How could a reader who’d been made aware of that agreement trust that every sentence of the product review did not reflect a careful compromise between the truth and a company’s interest in maximizing its sales? How could a reader possibly hope to parse that out? They couldn’t. That’s the NDA’s utility to the company that insisted upon it: It produces a courtier press, and a public ever more vulnerable to marketing. Oh, hey, apropos of nothing, thanks to pre-orders, CD Projekt Red was able to announce that Cyberpunk 2077 had fully recouped the costs of its years-long development by the day after its release.
All reviewers got in exchange for their signature on that NDA, their willing participation in a sales campaign, was the opportunity to publish a few days earlier. Any of them in possession of spines could have simply purchased the game on the day of its release—write it off as a work expense, clowns!—and published their review the following Monday without restrictions, but with a somewhat greater danger that their authentic service to their readers would alienate the scumbag executives of a company willing to ship an incomplete, unusable product in place of an abject apology. An ugly truth that people in ad-supported media often talk their way around concerns what the product is, and who is buying it: To whatever extent the business might be, or might appear to be, selling journalism to readers, it is at least as much the bulk-selling of readers to advertising companies. In the absence of dignity and integrity it can tip all the way over into the latter, where the journalistic mission of informing the public sometimes grinds against the commercial imperative to deliver the largest possible audience to advertisers. Nowhere is this more starkly illustrated than by product reviewers negotiating how much truth they’ll agree to withhold in exchange for getting a neutered, dishonest review up on the page a measly few days sooner than a truthful, adversarial one might arrive—weaponizing readers’ desire to gather information ahead of a purchase against those very readers for the sake of monetizing their eyeballs.

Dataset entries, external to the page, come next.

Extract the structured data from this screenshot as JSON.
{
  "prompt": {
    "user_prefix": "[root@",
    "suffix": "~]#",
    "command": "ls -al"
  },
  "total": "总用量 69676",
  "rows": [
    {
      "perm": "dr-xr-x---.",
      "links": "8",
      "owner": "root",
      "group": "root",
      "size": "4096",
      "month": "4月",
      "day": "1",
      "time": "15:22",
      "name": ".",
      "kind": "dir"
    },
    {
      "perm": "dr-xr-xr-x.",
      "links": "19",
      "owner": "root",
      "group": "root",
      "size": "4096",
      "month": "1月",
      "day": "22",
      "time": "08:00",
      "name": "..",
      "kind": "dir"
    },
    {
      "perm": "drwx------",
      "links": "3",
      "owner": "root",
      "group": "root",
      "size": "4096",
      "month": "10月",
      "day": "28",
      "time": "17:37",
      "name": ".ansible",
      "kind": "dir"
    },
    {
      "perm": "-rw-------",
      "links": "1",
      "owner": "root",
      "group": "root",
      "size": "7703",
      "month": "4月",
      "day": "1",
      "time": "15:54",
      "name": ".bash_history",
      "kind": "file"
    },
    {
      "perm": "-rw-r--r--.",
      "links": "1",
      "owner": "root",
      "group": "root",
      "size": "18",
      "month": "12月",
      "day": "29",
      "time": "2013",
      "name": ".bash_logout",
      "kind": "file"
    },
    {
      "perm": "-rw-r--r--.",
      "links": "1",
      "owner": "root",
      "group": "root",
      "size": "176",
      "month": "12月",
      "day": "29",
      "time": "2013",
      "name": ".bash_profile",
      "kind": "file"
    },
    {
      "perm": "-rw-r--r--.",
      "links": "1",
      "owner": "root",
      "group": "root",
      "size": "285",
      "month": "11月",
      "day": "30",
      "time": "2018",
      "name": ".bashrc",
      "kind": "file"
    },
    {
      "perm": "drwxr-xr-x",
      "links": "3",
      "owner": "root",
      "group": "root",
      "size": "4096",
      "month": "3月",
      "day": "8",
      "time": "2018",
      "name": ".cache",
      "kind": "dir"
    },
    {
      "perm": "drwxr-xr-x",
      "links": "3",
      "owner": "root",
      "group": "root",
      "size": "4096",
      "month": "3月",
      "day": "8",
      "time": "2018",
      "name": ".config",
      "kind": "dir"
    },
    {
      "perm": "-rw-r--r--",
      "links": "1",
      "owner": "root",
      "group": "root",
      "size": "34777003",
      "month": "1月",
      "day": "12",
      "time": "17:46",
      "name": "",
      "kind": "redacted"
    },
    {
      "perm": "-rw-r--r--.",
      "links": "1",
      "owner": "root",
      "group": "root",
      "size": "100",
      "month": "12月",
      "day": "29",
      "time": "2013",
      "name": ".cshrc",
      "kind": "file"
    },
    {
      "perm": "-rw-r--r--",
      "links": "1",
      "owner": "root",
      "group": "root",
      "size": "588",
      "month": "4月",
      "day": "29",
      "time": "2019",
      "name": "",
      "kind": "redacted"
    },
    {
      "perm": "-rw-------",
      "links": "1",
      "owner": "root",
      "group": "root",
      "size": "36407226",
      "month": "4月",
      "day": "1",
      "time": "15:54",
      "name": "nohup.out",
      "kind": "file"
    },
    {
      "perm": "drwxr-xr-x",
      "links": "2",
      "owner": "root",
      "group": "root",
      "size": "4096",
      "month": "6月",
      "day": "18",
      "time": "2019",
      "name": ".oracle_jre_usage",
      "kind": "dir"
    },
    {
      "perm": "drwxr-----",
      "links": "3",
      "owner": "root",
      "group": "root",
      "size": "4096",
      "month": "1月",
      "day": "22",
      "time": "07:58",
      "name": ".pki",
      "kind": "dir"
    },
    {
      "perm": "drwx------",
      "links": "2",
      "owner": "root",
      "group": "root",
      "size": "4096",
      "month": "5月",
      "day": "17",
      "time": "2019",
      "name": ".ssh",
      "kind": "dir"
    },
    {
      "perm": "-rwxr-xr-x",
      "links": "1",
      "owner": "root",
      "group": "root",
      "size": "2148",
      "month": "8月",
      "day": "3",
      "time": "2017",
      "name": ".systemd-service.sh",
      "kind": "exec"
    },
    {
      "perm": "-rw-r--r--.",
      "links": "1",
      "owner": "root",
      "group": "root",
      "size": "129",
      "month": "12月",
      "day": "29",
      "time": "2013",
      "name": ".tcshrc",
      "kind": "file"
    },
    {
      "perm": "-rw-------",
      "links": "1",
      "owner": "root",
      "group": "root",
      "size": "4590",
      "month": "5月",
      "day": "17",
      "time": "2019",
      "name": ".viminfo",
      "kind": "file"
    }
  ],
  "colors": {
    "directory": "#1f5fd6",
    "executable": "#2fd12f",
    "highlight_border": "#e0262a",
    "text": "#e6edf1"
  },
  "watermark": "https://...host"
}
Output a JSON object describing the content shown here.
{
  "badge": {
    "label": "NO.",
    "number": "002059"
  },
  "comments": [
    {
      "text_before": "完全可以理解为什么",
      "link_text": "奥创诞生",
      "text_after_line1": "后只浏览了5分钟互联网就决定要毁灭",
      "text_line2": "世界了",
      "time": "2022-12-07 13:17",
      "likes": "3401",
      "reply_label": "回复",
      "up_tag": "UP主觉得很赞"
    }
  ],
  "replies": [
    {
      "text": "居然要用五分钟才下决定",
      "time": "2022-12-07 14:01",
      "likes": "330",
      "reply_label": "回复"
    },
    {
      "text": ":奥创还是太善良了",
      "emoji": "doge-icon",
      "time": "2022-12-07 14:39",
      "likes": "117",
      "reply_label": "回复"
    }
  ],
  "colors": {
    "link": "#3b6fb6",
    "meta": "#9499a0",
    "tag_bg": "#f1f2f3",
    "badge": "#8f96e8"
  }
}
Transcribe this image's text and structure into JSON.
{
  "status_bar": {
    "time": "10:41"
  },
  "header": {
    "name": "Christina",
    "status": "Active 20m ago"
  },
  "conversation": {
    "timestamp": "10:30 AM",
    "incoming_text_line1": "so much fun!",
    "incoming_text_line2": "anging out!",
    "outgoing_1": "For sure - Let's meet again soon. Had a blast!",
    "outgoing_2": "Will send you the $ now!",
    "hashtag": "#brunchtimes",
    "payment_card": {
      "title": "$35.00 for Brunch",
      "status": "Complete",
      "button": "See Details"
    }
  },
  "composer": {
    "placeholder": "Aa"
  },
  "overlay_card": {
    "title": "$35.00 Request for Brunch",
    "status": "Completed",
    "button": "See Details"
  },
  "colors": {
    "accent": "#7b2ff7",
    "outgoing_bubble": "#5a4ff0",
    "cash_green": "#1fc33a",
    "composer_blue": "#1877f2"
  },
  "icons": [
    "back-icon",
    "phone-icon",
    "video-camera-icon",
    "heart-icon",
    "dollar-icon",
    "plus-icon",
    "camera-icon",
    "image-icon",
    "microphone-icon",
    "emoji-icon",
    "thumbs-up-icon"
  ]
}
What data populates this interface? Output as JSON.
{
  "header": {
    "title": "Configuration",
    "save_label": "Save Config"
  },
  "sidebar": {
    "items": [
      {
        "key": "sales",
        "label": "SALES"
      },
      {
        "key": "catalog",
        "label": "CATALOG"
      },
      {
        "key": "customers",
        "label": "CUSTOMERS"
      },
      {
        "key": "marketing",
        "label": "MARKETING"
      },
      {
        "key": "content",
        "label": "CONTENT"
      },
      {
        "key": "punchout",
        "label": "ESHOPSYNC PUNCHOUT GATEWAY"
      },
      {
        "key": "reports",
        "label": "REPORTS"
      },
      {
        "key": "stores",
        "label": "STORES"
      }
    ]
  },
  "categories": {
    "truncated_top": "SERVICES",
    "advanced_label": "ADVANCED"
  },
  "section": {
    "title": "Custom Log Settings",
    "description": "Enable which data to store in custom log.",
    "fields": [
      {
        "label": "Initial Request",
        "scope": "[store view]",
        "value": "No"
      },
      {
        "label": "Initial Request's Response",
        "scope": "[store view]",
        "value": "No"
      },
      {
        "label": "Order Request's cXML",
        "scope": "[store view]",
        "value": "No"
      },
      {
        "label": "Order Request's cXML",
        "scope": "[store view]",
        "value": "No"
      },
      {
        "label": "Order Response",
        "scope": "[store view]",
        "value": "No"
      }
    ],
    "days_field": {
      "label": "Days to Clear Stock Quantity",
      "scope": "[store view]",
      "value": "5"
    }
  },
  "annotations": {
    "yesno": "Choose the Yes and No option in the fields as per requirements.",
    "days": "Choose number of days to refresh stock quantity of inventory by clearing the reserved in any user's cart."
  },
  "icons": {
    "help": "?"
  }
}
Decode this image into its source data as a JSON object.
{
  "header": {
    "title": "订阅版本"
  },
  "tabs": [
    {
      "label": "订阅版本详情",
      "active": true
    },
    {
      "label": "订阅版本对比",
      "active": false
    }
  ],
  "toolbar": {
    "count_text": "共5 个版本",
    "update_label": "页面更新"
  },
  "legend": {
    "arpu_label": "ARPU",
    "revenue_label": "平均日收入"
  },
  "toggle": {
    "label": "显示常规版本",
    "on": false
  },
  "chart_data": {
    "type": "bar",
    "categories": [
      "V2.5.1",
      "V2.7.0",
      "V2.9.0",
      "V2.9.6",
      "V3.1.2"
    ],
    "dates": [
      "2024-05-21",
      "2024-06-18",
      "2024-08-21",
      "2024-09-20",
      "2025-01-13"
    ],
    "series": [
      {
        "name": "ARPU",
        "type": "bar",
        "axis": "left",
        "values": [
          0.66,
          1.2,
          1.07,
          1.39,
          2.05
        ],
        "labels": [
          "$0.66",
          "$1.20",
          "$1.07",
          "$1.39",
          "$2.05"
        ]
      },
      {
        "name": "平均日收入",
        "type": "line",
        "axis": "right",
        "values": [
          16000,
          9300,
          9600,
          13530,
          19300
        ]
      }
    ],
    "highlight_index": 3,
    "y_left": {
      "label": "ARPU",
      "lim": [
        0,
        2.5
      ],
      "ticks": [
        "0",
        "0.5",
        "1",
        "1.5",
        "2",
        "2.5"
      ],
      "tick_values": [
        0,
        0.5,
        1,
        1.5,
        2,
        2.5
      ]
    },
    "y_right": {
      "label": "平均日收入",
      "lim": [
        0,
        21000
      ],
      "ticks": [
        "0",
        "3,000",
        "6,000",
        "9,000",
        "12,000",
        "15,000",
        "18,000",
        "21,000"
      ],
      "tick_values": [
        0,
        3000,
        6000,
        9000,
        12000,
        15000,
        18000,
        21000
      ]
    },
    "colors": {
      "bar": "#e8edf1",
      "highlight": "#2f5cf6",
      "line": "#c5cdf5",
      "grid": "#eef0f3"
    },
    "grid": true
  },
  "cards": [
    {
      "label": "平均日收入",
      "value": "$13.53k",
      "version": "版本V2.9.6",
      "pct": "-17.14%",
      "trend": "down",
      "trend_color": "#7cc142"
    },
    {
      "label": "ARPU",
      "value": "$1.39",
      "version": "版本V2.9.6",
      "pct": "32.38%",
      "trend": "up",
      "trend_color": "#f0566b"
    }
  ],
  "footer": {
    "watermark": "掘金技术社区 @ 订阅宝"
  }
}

Cyberpunk 2077 has turned out to be an indictment of every part of the 21st century games industry: its abusive working conditions, its imaginative bankruptcy, the distorting power of its marketing machinery. Add to that list the complicity of so many of the people and publications covering it. In that respect this broken piece-of-shit game has revealed quite a bit more truth than most of what you could read about it prior to last Thursday.
More than any particular condition of the NDA, what invalidates the product review of a reviewer who has signed the NDA is what that act represents: a negotiated agreement, between a journalist and the powerful company on whose product they're reporting, to serve the company's interests before...